━━━━━ INPUT

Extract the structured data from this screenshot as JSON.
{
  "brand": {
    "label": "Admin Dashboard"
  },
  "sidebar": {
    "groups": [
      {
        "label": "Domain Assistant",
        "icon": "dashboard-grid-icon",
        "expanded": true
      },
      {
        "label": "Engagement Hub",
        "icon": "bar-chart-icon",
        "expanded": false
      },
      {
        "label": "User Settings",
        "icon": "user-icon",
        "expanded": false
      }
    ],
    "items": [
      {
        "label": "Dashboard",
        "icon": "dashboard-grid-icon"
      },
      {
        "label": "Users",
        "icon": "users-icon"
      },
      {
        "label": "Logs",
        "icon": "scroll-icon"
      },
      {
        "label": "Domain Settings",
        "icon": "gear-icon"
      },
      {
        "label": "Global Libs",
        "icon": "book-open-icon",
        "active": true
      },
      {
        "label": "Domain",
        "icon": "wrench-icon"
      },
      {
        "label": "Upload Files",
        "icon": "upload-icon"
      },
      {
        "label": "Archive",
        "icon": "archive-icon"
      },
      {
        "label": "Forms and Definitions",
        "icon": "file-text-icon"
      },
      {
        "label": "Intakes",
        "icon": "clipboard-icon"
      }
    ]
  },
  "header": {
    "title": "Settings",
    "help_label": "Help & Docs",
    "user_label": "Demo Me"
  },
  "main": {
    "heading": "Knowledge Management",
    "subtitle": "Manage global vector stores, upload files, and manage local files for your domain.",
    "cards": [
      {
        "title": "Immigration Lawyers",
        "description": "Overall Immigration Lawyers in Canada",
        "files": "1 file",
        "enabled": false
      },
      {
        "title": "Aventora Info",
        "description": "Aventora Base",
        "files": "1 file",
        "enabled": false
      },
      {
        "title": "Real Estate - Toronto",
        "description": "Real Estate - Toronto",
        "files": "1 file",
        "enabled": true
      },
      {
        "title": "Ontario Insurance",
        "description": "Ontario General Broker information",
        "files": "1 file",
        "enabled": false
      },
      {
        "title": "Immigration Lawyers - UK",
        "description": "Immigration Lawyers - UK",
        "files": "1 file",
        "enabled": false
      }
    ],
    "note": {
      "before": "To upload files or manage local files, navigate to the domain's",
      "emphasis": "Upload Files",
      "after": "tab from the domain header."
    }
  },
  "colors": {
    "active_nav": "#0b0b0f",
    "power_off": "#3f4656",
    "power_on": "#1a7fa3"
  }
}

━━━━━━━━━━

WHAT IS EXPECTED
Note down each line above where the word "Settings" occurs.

TASK SOLUTION
        "label": "User Settings",
        "label": "Domain Settings",
    "title": "Settings",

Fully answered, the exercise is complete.